Faith, as described in the Bible, is the “substance of things hoped for, the evidence of things unseen.” But when you make a movie that revolves around a court case challenging whether Jesus Christ was a real person … well, you’re going to need some evidence that’s a little more concrete.
That’s just what the makers of GOD’S NOT DEAD 2 offer in their film, making a reasoned case for a Christian faith that can stand up to the rigors of the courtroom – and scientific inquiry.
“As we go through the series of GOD’S NOT DEAD movies – and I don’t know how many there’ll be – we want to answer a series of very determined theological questions,” producer Michael Scott explains. “And, ultimately, my hope is to develop an army of people who can talk about their faith intelligently, and really take that to the world.”
As a courtroom drama, GOD’S NOT DEAD 2 explores the intellectual aspects of the Christian faith primarily through the witness stand, courtesy of real-life experts who testify about the undeniable proof of Jesus’ existence.

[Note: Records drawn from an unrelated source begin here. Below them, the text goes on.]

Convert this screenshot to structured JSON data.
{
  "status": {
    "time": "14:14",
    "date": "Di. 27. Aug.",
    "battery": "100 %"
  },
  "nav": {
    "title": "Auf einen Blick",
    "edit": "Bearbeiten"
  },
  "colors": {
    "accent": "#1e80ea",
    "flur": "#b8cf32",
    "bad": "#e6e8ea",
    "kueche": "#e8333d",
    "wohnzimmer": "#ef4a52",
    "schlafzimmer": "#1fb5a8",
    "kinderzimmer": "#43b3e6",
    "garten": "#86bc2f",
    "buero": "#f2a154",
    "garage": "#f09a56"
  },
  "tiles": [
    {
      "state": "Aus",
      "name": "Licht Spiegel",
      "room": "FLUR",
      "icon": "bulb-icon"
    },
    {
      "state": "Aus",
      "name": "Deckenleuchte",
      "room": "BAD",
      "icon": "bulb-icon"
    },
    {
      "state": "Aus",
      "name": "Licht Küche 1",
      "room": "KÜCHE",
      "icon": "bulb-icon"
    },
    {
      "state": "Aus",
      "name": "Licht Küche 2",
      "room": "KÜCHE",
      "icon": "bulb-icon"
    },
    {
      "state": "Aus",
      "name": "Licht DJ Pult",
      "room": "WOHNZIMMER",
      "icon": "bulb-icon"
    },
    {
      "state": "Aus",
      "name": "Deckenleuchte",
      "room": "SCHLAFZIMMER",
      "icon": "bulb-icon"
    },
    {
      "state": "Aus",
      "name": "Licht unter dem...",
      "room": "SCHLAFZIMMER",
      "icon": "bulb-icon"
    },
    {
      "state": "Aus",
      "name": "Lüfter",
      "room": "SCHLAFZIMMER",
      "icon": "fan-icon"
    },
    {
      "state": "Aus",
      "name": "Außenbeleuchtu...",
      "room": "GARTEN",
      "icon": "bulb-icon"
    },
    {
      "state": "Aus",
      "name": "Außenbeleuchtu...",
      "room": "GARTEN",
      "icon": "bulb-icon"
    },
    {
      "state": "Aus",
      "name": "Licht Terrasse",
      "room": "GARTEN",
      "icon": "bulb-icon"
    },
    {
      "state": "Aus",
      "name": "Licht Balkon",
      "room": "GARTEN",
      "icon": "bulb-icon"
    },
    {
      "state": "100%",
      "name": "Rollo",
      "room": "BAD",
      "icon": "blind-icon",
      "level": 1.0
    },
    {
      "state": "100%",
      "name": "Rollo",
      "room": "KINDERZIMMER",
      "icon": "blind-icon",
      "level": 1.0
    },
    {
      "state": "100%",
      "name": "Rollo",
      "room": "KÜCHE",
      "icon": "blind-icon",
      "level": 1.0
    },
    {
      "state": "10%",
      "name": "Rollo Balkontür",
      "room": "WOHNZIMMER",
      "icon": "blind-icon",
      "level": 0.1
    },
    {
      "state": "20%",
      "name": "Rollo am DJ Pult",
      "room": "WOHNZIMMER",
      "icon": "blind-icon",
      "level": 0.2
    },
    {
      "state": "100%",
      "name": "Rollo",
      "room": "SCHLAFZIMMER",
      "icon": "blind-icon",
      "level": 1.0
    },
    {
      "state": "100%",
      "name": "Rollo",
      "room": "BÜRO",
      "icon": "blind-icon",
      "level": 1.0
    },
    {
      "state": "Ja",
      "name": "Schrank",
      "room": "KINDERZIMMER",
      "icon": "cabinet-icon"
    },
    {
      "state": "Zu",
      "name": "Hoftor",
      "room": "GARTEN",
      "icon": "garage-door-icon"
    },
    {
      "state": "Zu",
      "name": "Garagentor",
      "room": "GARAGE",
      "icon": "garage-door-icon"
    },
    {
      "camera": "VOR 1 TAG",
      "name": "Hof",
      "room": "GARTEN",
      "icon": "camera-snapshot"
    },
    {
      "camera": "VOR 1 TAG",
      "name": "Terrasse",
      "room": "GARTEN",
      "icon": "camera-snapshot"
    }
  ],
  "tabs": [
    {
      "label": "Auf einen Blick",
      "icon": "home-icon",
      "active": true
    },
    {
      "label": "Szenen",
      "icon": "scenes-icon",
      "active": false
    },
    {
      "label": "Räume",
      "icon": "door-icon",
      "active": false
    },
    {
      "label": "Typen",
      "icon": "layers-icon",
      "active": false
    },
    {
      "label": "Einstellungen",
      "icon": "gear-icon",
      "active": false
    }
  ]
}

Other experts also appear in a mock talk-show segment hosted by former Arkansas Gov. Mike Huckabee (playing himself), in which they discuss the case at the center of the film’s plot – in which a public high school teacher is sued for mentioning Jesus in her history class in response to a student’s question.
While the ACLU consistently talks about the “alleged” words of Jesus, challenging his status as a historical figure, the defense musters a mountain of evidence to counter that claim.
“Virtually nobody in the scholarly community holds that Jesus didn’t exist,” says Gary Habermas, professor of apologetics and philosophy at Liberty University and author of The
Historical Jesus: Ancient Evidence for the Life of Christ. He appears in the films as one of Huckabee’s guests.
“There are a dozen and a half texts for Jesus outside the New Testament.”
Dr. Rice Broocks, whose book Man, Myth Messiah is featured in the film and who joins Habermas in the movie’s talk-show segment, seconds his fellow expert’s
“To someone who has interest in history, I mean real historians, there is no question that
Jesus existed,” Broocks explains. “There are three times as many references to Jesus historically than to the Roman emperor Tiberius.”
GOD’S NOT DEAD 2 doesn’t only engage in deep thinking about Christianity in its legal scenes, though. The journeys of many characters, including Grace Wesley (Melissa Joan Hart), the teacher whose career is endangered when she’s sued, include meaningful moments of examining and questioning what it means to follow Jesus.
No character spends more time searching for answers than Martin Yip (Paul Kwo), who became a Christian at the end of the first film and now wrestles with what his decision means on a daily basis.
“Being a very intellectual person, Martin has lots of questions but very few answers, so he’s out there looking for the answers,” Kwo says. “Not just about God, but also for and about himself in his own life. For every question he asks, three or four more pop up.
“But that’s just what you do with science, so why shouldn’t it be the same with faith? Every time we ask a question, we learn more. But at the same time, because we learn more, there should be more questions.”
That reality plays out in Kwo’s off-screen life as well.
“It’s absolutely important for us to take faith intellectually and intelligently,” he says. “I don’t think faith and intelligence are two separate things. I think I’m pretty intelligent, and I’ve got a pretty strong faith myself.”
Hart can identify with her co-star.
“I imagine myself pretty fearless, so I don’t shy away from the things I believe or the things I want to say,” she says. “I want to debate. I want to talk about things. I want other people to tell me why they believe things. I love to have deep conversations with people about things you’re not supposed to talk about – religion and politics. Because I want to know more. And I want you to know more.”
It is that spirit – wanting to help moviegoers know more – that director Harold Cronk says drove him and his fellow filmmakers during every step of GOD’S NOT DEAD 2.
“Our goal is not just to preach to the choir with these movies,” he says. “We want to reach beyond the faith base and into more of the secular world. We want to get people asking questions about their faith and their beliefs.”